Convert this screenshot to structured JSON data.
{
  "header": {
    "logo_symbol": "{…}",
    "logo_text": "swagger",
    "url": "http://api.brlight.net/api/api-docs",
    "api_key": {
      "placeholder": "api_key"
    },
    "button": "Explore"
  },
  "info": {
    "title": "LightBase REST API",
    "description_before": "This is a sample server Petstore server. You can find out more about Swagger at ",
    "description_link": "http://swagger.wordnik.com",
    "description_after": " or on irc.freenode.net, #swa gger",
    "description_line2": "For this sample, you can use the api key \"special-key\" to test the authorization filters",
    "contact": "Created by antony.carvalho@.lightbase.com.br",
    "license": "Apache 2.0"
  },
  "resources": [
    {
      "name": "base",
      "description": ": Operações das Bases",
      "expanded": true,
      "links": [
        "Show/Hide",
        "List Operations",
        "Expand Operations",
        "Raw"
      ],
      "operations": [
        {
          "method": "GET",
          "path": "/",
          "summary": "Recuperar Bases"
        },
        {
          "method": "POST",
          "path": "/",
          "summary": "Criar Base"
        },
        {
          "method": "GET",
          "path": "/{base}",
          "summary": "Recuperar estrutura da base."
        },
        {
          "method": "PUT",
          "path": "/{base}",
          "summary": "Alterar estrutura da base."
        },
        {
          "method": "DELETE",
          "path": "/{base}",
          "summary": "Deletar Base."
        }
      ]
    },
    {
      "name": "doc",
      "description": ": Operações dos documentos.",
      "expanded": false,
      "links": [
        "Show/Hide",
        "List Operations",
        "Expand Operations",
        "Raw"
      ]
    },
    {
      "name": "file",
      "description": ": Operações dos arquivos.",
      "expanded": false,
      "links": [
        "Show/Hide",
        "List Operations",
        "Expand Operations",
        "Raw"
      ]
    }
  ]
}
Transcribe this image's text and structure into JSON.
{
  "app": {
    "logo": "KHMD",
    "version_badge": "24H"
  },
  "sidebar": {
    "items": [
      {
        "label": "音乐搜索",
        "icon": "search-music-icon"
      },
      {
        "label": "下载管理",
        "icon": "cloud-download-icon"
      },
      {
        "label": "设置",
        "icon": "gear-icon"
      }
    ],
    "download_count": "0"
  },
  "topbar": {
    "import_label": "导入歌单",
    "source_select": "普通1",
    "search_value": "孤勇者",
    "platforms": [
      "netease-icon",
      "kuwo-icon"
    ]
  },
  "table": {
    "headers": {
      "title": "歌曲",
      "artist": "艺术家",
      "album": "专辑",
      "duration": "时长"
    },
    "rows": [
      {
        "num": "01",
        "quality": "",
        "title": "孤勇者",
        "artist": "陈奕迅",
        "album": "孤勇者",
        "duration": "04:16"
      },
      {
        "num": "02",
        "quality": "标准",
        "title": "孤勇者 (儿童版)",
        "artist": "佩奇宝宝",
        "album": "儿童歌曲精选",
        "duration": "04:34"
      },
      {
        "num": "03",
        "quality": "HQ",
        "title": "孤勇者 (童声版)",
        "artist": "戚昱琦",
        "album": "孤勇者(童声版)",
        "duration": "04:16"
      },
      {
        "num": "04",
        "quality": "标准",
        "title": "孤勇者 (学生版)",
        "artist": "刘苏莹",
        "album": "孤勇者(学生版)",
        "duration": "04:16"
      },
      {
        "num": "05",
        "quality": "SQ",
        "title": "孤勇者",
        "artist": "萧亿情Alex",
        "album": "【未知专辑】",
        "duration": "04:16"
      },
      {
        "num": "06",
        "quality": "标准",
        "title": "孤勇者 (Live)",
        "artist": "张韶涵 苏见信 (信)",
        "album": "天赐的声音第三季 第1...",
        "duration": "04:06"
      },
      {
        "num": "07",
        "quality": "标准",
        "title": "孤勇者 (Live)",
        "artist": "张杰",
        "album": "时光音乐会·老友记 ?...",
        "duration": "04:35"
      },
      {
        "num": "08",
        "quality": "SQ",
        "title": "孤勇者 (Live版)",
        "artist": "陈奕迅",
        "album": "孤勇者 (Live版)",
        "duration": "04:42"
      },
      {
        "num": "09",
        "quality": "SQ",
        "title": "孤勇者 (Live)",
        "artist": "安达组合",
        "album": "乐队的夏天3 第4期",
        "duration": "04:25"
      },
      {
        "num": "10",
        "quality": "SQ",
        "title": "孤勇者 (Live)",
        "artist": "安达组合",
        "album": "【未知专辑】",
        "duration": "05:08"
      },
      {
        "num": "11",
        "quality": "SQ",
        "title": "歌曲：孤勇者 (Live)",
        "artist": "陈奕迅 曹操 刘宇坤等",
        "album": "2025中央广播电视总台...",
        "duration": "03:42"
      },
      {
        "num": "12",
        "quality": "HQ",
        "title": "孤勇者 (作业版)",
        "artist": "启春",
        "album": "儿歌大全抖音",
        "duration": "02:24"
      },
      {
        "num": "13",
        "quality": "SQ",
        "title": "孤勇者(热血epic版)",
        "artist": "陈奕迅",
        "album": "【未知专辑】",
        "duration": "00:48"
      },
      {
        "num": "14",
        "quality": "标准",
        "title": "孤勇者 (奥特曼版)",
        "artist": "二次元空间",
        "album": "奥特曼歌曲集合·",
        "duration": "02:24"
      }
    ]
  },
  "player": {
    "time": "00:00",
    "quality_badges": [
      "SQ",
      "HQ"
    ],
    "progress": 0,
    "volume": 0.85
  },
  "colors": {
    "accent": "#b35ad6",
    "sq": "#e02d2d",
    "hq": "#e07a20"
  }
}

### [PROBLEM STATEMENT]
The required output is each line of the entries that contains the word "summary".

### [SOLUTION TO THIS PROBLEM]
          "summary": "Recuperar Bases"
          "summary": "Criar Base"
          "summary": "Recuperar estrutura da base."
          "summary": "Alterar estrutura da base."
          "summary": "Deletar Base."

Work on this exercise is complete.